Salimata Kone

Our EPI friend of the month is Salimata Kone, who is one of Côte d’Ivoire’s senior conservationists, as Director of Wildlife in the Ministry of Water and Forests.

Where did you grow up and how did you get involved in conservation?

I grew up in the village of Dikodougou in the north of Côte d’Ivoire. I was often out in the bush with my parents– my father had a small farm. We heard stories about elephants, but I never saw one. At university I was interested in wildlife, and started working in conservation afterwards. That’s when I saw my first elephant.

What is the status of elephants in Côte d’Ivoire today?

The number of elephants in Côte d’Ivoire is much reduced. Even in the 1990s we estimate there were more than 1,000 elephants in the country. Today we estimate about 500. But in recent years there has been a fall in poaching. In 2018, we did not record a single elephant killed by poachers.

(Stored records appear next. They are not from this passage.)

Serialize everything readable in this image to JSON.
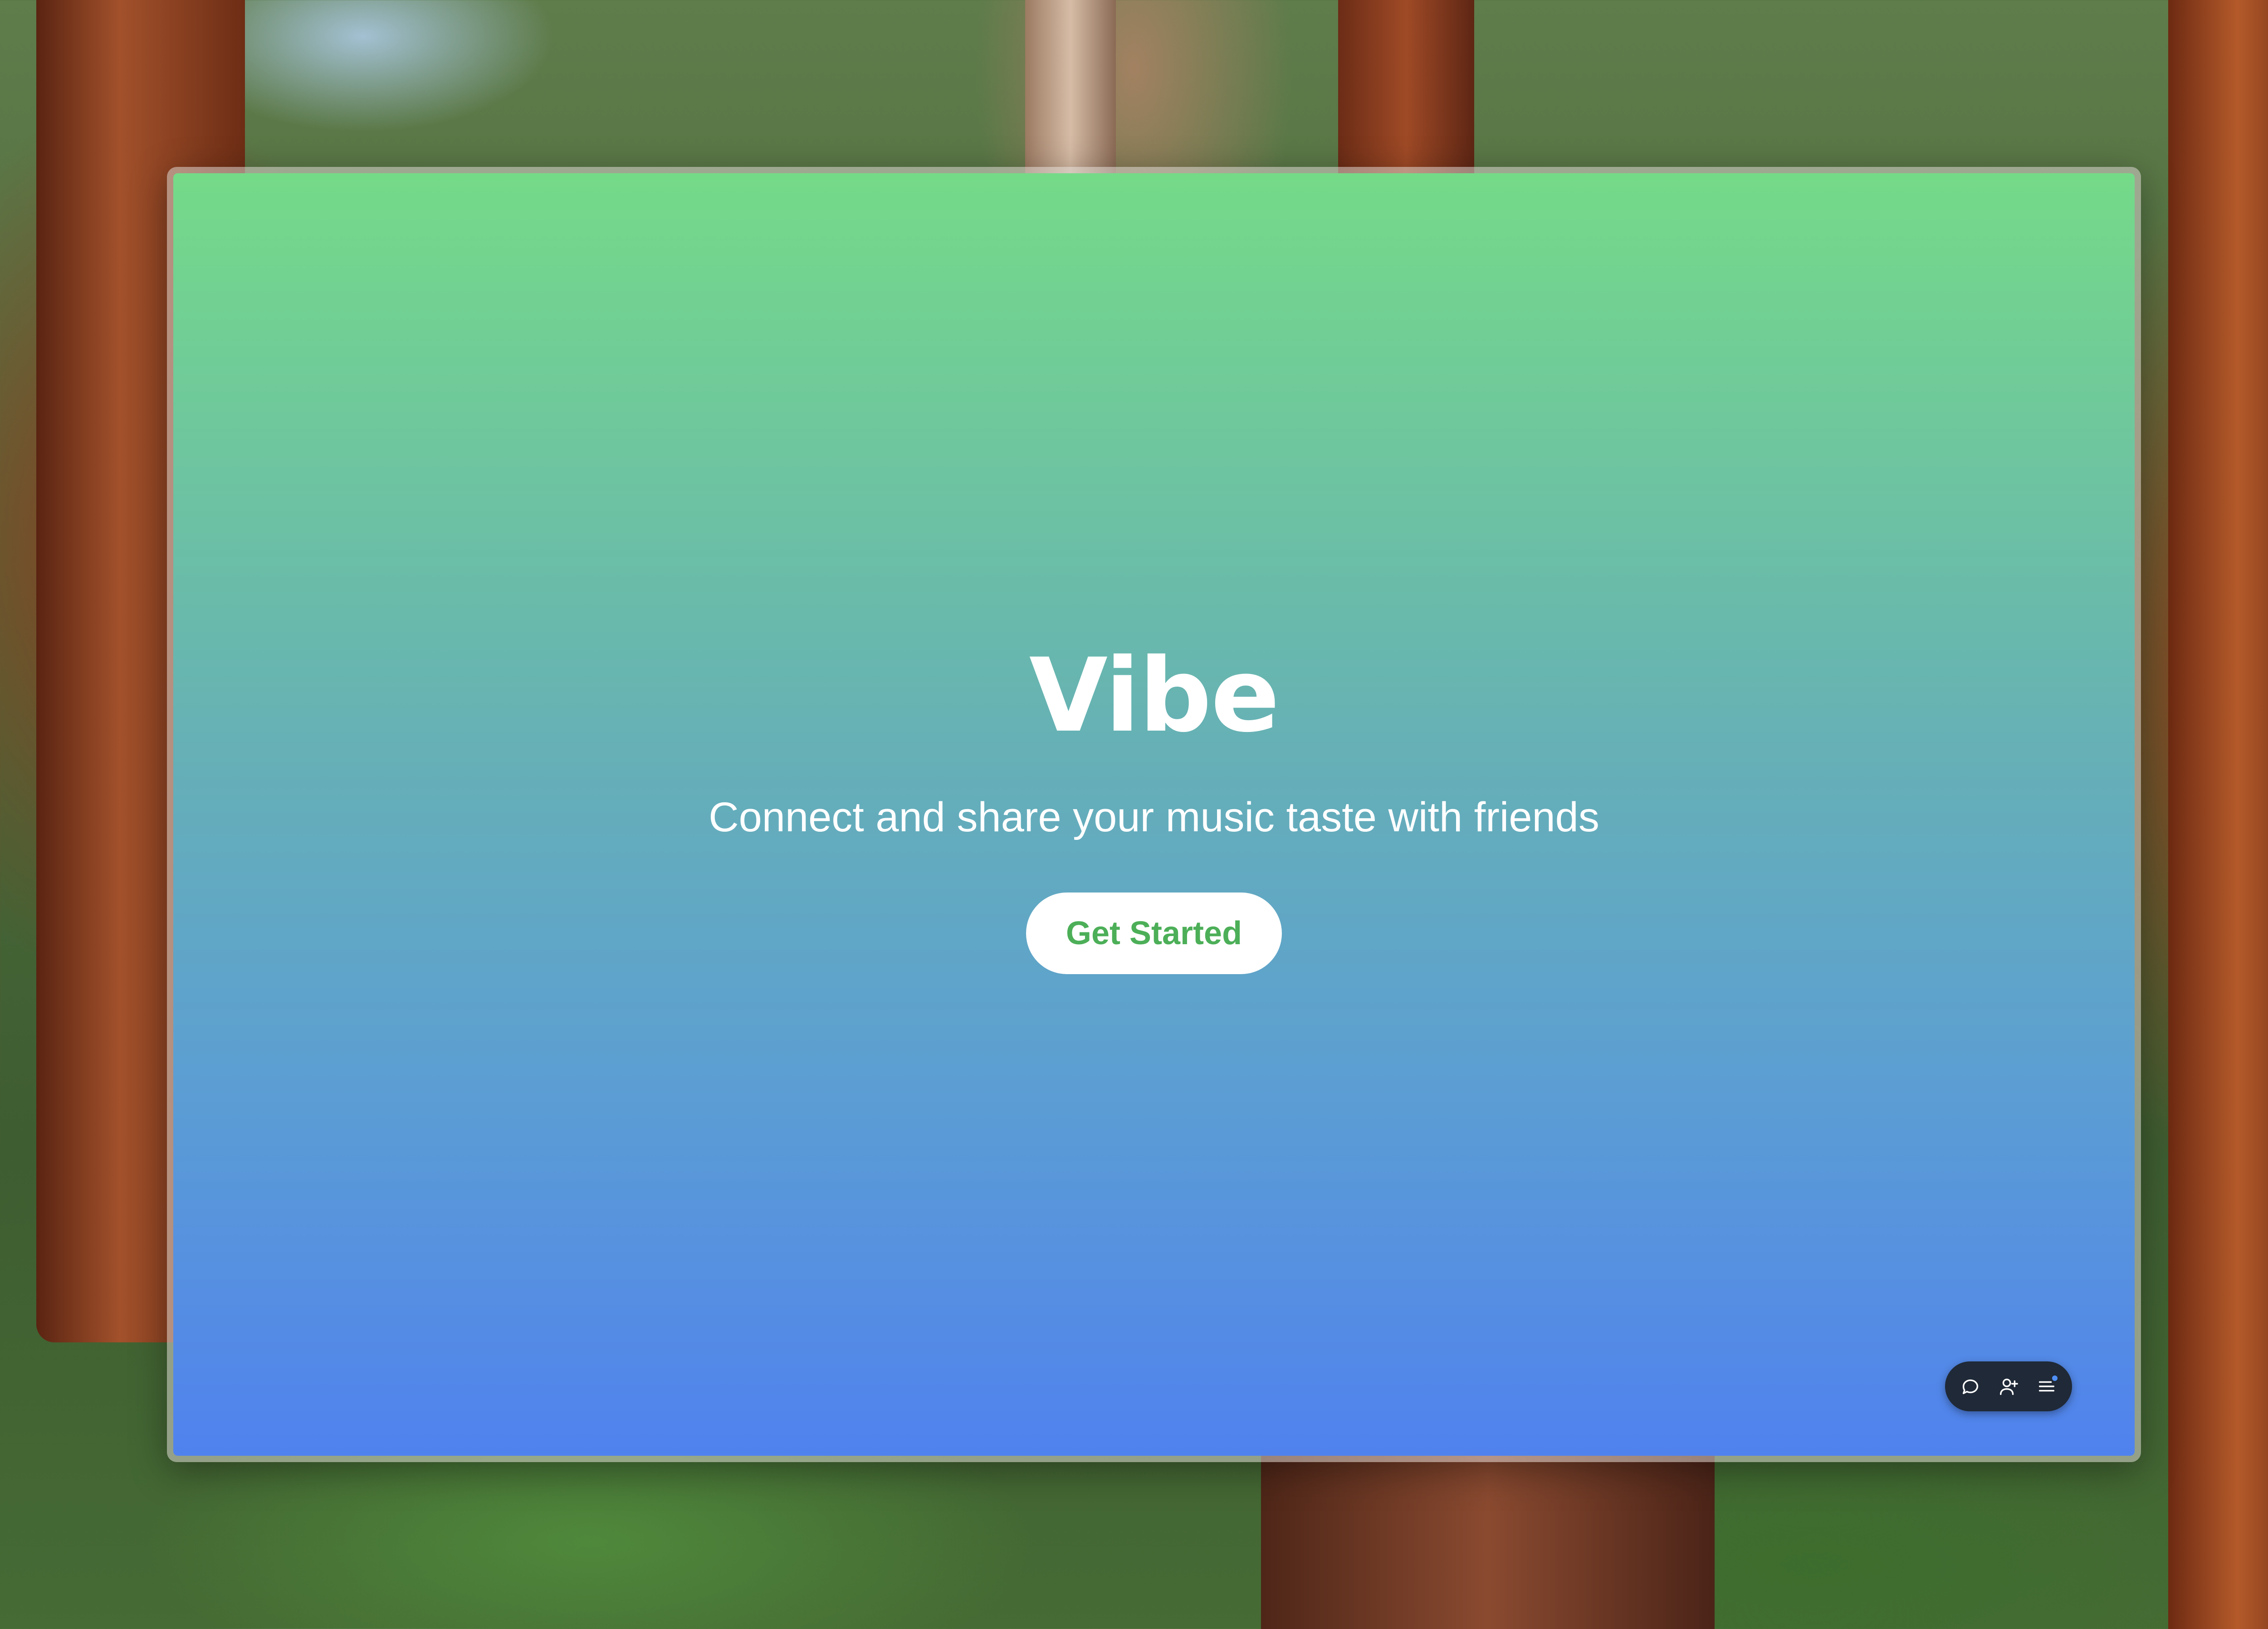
{
  "app": {
    "title": "Vibe",
    "subtitle": "Connect and share your music taste with friends",
    "cta_label": "Get Started"
  },
  "toolbar": {
    "items": [
      {
        "icon": "chat-bubble-icon"
      },
      {
        "icon": "add-user-icon"
      },
      {
        "icon": "menu-list-icon"
      }
    ]
  },
  "colors": {
    "gradient_top": "#75da88",
    "gradient_bottom": "#5082ee",
    "cta_text": "#4caf58",
    "toolbar_bg": "#1f2937",
    "notification_dot": "#4f8ff7"
  }
}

There is more interest in the country in saving our elephants.

And the biggest threat to your elephants– is it the loss of habitat or poaching?

Without doubt, it is loss of habitat. Our economy is based on traditional agriculture. This is destroying wildlife habitat. Most of our forest reserves are infiltrated by peasant farmers. Because of this, in the north and east, we’ve seen elephants migrate to Burkina Faso and Ghana, where there are more protected spaces.

Is Ivory Coast connected to the international trafficking of ivory?

Yes, no country can escape this. We have made some big seizures in recent years. We do not believe the ivory came from our elephants. Côte d'Ivoire is used as a transit country.

I’m talking to you at the CITES conference. Will you be leaving Geneva depressed or encouraged about the future of elephants?

I’m not a pessimistic person. I feel that all the African countries here wish to protect their elephants, but methods differ from region to region. We’ve been able to talk frankly about the ivory trade. I feel Africa will find the right solutions to deal with this.